Richerus or Richer of Reims was a monk of Saint-Remi, just outside Reims, and a historian, an important source for the contemporary kingdom of France.
Michel Le Quien was a French historian and theologian. He studied at Plessis College, Paris, and at twenty entered the Dominican convent in Faubourg Saint-Germain, where he made his profession in 1682. Excepting occasional short absences he never left Paris. At the time of his death he was librarian of the convent in Rue Saint-Honoré, a position which he had filled almost all his life, lending assistance to those who sought information on theology and ecclesiastical antiquity. Under the supervision of Père Marsollier he mastered the classical languages, Arabic, and Hebrew, to the detriment, it seems, of his mother-tongue.

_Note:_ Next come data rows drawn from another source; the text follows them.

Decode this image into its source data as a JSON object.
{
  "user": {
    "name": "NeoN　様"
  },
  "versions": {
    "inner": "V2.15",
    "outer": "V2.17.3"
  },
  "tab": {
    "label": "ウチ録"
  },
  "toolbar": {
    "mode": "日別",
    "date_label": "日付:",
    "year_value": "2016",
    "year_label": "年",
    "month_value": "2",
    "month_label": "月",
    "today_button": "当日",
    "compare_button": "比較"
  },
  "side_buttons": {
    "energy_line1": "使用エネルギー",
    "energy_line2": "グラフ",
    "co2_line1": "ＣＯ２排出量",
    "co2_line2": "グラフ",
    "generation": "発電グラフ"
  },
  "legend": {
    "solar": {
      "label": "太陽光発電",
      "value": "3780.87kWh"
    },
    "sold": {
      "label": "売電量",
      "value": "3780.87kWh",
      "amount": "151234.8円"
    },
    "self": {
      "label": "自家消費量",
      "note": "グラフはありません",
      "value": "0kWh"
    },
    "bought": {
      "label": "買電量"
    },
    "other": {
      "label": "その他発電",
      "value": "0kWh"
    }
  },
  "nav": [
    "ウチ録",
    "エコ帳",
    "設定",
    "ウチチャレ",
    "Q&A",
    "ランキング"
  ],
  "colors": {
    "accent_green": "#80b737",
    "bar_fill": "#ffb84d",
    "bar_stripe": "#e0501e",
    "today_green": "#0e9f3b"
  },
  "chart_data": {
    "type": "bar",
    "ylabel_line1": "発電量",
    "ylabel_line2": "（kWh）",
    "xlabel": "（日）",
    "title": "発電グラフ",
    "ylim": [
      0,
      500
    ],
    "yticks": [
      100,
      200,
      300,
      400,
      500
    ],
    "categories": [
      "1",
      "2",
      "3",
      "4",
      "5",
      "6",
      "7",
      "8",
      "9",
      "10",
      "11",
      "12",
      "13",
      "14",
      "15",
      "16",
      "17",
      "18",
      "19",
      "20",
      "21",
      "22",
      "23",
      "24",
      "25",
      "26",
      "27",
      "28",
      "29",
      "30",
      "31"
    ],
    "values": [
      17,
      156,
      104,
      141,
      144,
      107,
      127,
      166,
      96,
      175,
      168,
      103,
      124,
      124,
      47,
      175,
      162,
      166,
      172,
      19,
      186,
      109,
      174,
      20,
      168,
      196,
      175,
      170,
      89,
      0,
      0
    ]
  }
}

Auxilius of Naples was an ecclesiastical writer. To him are attributed a series of writings that deal with the controversies concerning the succession and fate of Pope Formosus (891-896), and especially the validity of the orders conferred by him. Auxilius was a Frank, who was ordained a priest, or perhaps only a deacon, in Rome by Formosus, and lived later in southern Italy, apparently at Naples.

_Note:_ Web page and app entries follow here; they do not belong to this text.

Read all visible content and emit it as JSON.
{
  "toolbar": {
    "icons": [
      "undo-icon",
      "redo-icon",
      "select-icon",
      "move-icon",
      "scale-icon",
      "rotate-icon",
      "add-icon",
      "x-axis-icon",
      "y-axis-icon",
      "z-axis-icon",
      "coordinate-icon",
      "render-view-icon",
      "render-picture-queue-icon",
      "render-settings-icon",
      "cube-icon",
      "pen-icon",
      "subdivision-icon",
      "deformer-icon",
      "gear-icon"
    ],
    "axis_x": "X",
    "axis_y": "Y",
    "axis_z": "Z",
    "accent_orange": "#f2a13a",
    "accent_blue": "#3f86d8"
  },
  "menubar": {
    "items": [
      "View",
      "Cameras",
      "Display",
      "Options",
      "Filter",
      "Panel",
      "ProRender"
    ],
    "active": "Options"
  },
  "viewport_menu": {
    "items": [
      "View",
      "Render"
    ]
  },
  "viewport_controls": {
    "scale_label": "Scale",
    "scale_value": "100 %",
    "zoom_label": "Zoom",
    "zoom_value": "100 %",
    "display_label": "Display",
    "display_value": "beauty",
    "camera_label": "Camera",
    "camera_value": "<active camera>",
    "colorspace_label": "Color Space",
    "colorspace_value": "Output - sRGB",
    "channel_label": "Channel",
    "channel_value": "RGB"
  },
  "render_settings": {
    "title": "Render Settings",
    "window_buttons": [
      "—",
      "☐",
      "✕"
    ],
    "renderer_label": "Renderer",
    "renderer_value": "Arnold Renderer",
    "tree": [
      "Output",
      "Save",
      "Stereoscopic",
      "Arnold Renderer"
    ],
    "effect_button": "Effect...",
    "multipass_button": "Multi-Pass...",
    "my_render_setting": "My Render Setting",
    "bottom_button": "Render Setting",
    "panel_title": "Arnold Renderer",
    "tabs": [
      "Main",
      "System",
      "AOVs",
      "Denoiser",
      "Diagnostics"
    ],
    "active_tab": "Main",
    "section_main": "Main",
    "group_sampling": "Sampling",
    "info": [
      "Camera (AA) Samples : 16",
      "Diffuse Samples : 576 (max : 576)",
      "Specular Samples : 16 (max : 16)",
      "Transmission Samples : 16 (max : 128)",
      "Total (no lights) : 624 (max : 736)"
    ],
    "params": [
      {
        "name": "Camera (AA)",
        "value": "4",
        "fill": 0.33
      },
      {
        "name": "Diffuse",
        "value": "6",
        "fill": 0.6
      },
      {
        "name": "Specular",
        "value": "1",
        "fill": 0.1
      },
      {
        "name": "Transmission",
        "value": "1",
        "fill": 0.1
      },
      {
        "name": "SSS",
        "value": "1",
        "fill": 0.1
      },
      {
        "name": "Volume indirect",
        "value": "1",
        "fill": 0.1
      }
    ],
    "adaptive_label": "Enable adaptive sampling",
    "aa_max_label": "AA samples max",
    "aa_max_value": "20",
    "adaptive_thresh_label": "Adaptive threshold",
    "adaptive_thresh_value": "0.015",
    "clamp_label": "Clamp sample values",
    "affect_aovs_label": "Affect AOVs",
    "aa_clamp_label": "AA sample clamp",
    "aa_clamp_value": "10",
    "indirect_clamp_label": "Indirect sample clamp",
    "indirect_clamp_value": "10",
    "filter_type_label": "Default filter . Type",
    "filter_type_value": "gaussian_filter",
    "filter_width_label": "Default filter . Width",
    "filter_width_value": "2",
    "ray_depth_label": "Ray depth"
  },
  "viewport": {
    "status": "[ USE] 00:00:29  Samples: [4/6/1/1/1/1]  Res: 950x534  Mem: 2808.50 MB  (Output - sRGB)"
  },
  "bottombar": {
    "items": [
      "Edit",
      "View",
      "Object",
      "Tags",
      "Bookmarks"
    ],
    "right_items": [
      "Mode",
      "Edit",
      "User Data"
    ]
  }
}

Franz Xaver Kraus was a German Catholic priest, and ecclesiastical and art historian.
Marcus Eremita, Mark the Ascetic or Marcus the Ascetic was a Christian theologian, saint, and ascetic writer of the fifth century AD.
Papal regesta are the copies, generally entered in special registry volumes, of the papal letters and official documents that are kept in the papal archives. The name is also used to indicate subsequent publications containing such documents, in chronological order, with summaries of their essential contents, for which English diplomatics use usually the term "calendar."
Theognostus was a late 3rd century Alexandrian theologian. He is known from quotes by Athanasius and Photios I of Constantinople. Philip of Side says that he presided over the school of Alexandria after Pierius. Although a disciple of Origen of Alexandria no reference of him can be found by Eusebius or Jerome. The main textual point of reference is derived from Athanasius.
Gotthold Julius Rudolph Sohm was a German jurist and Church historian as well as a theologian. He published works concerning Roman and German law, Canon law and Church History.
Caspar Erasmus (Erich) Schieler was a German theologian, church historian and priest in the late 19th century and early 20th century. According to documents provided by Mainz Cathedral and the Diocesan Seminary, Schieler studied philosophy and theology at the Episcopal Seminary in Mainz, receiving the Doctor of Divinity degree. Schieler first served as a priest at the age of twenty-five at Mainz, Cathedral ordained under Bishop Wilhelm Emmanuel von Ketteler in the year 1876. Due to the Kulturkampf, Schieler was interrogated by the German government and forced to pastor his parish in secret, to avoid further attention. While secretly pastoring in Weisskirchen, Schieler began working on his dissertation: Magister Johannes Nider, for which he received the degree of Doctor of Theology, Magna cum Laude in Würzburg, Germany in the year 1886. Schieler then become the Professor of Moral Theology at Diocesan Seminary of Mainz in Baden-Württemberg. After breaking from the Catholic Church and converting to Protestantism, Schieler continued writing books and became a pastor in the Lutheran Church, which later merged into the United Church of Christ, a mainline Protestant Christian denomination, with historical confessional roots in the Reformed, Congregational and Lutheran traditions. Schieler served as a Professor of theology and Latin American and German language and literature at the Mission House College, which later became Lakeland University. At the request of the Educational Department, Schieler later took up a teaching position at Redfield College, teaching theology in Redfield, South Dakota. Schieler was then called upon by the German Evangelical Synod of North America, to teach and preach in communities in Hartsburg, Missouri, Hamel and Johannisburg, Illinois and Marion, Wisconsin.